It isn’t about what will be. It is about what you think it will be. As the much anticipated budget brings about changes in shopping patterns, a strange phenomenon hits the economy every year in February — sudden drops or rise in purchases of consumer durables.
Anticipation hangs heavy in the air in February about possible changes in taxes in the budget, usually presented on the last working day of the month.
So, there is a spurt in sale of cars, television sets, refrigerators etc, when a hike in duties and a subsequent increase in prices is expected. At other times, sales dip when the expectation of a duty-cut is high.
“Households do consider hikes in prices before purchasing cars or white goods,” said D.K. Joshi, principal economist at rating agency Crisil.
For instance, consumers deferred purchases in February 2006 when expectations of an excise duty reduction were high. Sales inched up only by 1.84 per cent during the month that year against an annual growth of 7.56 per cent.

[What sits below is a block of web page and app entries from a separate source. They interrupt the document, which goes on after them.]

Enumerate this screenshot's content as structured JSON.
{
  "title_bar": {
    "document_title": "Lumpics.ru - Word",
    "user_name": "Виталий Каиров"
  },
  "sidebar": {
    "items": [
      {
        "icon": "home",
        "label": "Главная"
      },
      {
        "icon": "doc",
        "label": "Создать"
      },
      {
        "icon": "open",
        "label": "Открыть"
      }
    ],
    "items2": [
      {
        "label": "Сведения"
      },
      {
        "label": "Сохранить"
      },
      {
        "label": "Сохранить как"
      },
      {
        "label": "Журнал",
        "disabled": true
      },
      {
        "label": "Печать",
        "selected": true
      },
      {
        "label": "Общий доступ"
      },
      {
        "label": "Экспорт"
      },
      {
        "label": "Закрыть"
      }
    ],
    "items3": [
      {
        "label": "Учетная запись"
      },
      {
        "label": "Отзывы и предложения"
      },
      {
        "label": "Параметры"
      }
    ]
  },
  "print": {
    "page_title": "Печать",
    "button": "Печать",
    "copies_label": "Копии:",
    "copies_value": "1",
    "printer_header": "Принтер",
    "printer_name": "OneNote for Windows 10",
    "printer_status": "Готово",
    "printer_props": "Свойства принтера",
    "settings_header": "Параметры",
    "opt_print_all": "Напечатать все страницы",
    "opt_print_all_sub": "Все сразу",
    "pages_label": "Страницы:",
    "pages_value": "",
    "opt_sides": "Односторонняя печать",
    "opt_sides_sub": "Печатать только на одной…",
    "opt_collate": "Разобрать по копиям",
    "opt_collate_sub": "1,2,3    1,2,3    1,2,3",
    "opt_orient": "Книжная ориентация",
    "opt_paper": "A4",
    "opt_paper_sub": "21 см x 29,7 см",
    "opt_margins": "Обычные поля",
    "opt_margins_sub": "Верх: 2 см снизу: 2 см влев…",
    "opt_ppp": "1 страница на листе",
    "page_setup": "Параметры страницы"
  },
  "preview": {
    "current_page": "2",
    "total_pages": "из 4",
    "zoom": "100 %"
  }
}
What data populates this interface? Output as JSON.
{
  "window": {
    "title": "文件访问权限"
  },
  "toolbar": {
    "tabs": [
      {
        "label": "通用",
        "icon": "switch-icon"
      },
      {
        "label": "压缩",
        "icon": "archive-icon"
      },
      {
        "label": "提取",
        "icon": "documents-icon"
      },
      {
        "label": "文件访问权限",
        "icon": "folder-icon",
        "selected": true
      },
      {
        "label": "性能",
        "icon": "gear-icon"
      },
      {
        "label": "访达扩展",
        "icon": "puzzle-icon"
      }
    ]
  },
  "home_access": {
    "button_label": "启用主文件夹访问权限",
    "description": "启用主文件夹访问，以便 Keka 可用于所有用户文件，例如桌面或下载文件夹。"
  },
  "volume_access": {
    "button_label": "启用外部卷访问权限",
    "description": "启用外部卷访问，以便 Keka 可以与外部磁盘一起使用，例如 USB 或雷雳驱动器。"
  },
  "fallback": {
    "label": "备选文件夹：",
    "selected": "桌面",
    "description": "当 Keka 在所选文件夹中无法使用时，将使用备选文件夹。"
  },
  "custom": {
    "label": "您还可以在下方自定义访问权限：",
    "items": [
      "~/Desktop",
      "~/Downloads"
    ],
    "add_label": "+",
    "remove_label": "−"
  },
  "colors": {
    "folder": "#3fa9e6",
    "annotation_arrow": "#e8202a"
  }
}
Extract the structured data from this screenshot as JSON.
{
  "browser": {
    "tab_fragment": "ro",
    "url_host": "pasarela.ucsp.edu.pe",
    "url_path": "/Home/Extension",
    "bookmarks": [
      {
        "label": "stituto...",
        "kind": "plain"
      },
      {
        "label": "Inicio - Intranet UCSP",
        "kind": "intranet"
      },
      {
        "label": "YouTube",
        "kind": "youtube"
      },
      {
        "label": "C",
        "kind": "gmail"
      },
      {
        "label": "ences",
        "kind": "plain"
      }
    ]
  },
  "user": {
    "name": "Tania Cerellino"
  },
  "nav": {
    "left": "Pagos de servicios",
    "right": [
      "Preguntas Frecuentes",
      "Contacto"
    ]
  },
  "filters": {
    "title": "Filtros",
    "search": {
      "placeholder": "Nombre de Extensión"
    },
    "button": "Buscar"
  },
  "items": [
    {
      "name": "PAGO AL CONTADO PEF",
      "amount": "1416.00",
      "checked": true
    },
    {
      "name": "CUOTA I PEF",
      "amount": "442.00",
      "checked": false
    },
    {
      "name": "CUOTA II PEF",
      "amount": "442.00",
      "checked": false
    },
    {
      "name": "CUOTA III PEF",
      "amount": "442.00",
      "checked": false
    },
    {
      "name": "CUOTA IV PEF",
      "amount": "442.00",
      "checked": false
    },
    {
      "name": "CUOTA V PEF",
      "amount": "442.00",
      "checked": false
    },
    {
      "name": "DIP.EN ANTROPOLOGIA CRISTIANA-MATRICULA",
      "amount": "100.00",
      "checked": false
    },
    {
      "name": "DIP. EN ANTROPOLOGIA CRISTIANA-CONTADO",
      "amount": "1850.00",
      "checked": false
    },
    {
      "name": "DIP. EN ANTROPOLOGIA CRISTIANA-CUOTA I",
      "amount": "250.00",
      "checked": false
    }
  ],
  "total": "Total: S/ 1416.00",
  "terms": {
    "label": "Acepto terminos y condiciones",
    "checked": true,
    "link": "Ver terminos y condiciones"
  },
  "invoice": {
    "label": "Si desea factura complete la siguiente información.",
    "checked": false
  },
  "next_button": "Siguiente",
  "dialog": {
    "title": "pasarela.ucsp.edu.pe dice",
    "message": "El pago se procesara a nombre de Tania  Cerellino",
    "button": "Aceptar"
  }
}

The government obliged by cutting excise duties on small cars to 16 per cent from 24 per cent.
Stimulus rollback ahead?
Recent data releases confirm a turnaround in the economy this year.
Automobile sales grew by more than 25 per cent between April and January (2009-10). Consumer durables’ production grew a healthy 46 per cent in December on the back of 38 per cent growth in the previous month, mirroring higher purchases of goods such as televisions and refrigerators.
This has fuelled speculation that this year’s budget could set the tone for a withdrawal of fiscal stimulus measures introduced last year.
“The recovery is becoming stronger, and offers scope to partially reverse tax cuts that were announced to cushion the downturn,” said Rajeev Malik of Macquarie Securities.
It is likely that the government will partially reverse the 6 per cent point cut in excise duties announced through 2008 and 2009 to help companies counter the economic downturn.
The government had cut excise duty and service tax that brought down prices of several goods and services. Lower prices spurred demand for these goods. But it left a gaping hole in public finances, saddling the government with an annual debt burden of Rs 4,00,000 crore, or fiscal deficit, as is referred to by economists.
The annual Sales Spurt
This February, consumers seem to be advancing their purchases, lest they have to cough up higher prices post-budget. “There has been a spurt in sales of consumer durable products this month,” said Videocon Industries Chairman Venugopal Dhoot.
Other companies confirmed the connection between sales and budget expectations.
“In 2009, excise duty reductions helped stimulate demand as companies passed the benefits of excise reduction with price cuts. This spiked sales in the month of February,” said Samsung India Electronics Deputy Managing Director Ravinder Zutshi
“This year, too, sales have picked up in February,” he said.
With the threat of a withdrawal of stimulus packages, the days leading up to the budget may be the best time to beat an impending price hike.
Inflation double whammy
Inflation in India accelerated to 8.56 per cent in January, the highest in more than a year as food prices continued to remain high. But it is prices of manufactured products, which grew 6.6 per cent in the month that have emerged as the new worry.
“We expect a sharp increase in manufactured prices in the months ahead,” said Sonal Varma, economist with brokerage and research firm Nomura Financial Advisory.
Consumer durables companies have already indicated they would not hesitate to pass on the high cost of inputs to consumers.
“We are holding onto prices despite a sharp rise in prices of inputs such as copper and iron,” said the chief executive of a consumer durables manufacturer, who did not wish to be identified. “We’ll take a decision on hiking prices based on what measures are announced in the budget.”